## Exercise aim
Give the number of lines below with "name" in them, leaving out anything else.

Excerpts from an interface dataset:
====

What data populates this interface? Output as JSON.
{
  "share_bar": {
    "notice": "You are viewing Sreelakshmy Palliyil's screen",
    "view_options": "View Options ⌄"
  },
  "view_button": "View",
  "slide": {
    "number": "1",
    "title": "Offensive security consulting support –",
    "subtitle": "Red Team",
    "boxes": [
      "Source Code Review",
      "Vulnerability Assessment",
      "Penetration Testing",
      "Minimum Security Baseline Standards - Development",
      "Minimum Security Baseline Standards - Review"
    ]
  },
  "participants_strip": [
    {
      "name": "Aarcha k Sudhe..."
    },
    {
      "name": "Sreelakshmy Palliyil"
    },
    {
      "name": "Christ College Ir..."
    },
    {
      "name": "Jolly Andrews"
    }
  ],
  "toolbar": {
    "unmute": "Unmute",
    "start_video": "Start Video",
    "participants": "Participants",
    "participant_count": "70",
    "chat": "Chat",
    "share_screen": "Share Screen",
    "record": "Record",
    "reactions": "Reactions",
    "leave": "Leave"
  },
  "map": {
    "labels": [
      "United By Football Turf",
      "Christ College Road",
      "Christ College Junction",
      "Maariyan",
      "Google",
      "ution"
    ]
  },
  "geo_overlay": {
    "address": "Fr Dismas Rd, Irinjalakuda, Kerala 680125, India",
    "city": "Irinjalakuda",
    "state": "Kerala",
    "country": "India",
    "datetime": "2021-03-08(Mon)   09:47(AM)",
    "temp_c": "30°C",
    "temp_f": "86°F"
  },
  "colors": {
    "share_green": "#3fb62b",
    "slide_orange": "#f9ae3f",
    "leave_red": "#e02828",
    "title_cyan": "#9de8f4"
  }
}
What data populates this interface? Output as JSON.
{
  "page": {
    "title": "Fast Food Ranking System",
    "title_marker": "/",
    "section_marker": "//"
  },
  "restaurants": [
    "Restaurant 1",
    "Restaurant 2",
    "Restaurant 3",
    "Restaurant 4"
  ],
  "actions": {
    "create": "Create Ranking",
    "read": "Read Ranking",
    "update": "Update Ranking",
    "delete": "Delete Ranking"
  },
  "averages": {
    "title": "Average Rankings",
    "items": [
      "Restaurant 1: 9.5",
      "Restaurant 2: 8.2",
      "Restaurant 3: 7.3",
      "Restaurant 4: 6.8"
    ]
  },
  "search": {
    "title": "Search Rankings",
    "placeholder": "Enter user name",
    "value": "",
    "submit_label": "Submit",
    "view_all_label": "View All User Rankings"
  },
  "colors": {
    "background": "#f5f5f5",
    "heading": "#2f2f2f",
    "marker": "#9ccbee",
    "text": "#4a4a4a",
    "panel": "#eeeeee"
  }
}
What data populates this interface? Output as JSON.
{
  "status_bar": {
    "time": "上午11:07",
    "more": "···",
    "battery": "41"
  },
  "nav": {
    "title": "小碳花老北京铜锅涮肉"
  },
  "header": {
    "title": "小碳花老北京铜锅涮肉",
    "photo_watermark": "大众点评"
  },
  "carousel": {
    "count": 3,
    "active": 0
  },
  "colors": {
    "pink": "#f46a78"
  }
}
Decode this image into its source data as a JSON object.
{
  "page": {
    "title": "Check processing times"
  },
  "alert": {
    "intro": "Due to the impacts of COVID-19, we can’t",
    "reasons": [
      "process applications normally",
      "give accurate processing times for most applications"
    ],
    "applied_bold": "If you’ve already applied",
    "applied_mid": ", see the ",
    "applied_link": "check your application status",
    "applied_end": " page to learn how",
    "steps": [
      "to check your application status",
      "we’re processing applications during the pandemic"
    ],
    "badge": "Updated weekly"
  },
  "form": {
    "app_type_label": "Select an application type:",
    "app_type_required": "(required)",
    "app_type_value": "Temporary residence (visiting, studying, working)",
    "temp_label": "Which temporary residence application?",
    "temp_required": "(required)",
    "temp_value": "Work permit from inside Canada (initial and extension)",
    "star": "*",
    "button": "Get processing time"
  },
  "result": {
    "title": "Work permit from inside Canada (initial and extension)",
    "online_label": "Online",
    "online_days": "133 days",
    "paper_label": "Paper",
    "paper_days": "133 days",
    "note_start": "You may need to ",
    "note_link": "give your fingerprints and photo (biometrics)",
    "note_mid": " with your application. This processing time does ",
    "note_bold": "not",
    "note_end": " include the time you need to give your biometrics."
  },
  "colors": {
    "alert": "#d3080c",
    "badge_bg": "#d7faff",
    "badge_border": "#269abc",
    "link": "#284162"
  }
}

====

## Answer to the exercise
5